Required work>
Lines that include the word "Inactive" should be copied from the listing that follows.

*** Block opens ***

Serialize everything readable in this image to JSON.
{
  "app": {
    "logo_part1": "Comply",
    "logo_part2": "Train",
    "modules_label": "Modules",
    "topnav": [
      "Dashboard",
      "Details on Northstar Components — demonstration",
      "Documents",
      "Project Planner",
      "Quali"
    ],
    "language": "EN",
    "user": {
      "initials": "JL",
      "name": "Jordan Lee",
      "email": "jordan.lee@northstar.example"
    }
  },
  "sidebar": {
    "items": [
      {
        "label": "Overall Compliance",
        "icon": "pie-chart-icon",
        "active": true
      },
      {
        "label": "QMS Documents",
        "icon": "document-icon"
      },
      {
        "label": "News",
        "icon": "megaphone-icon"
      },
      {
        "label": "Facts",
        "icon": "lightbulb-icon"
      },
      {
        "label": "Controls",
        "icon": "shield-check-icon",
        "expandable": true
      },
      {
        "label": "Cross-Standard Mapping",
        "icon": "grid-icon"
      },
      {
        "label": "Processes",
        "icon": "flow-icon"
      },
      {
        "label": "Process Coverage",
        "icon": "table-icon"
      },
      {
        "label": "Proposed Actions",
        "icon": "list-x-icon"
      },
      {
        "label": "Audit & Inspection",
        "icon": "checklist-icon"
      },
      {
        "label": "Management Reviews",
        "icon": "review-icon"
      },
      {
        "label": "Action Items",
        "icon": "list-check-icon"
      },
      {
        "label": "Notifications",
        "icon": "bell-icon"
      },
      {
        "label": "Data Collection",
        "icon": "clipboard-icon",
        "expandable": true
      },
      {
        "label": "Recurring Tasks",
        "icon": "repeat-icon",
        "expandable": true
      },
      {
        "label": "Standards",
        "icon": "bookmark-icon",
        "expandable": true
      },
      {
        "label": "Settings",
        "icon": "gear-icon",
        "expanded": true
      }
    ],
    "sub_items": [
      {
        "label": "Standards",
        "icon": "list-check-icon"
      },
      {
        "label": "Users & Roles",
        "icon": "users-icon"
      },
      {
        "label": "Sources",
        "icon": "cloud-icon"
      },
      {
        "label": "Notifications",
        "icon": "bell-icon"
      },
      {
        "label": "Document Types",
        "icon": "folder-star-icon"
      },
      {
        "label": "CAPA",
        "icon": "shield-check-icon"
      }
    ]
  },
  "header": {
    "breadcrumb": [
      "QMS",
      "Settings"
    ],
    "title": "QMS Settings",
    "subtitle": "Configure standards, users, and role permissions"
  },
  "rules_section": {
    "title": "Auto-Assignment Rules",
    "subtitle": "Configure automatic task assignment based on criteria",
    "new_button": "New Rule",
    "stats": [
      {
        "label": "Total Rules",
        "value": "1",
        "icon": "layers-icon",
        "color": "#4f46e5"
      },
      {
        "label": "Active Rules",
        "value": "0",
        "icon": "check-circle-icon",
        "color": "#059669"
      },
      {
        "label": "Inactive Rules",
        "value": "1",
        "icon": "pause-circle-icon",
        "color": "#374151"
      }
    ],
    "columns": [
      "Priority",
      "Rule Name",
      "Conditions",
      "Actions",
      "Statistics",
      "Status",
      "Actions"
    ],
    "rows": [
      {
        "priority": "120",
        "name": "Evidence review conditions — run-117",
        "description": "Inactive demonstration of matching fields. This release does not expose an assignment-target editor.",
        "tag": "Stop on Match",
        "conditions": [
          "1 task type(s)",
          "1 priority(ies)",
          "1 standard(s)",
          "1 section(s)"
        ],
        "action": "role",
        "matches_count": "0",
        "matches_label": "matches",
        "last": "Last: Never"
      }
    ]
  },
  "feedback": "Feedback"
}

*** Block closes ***

Answer box>
        "label": "Inactive Rules",
        "description": "Inactive demonstration of matching fields. This release does not expose an assignment-target editor.",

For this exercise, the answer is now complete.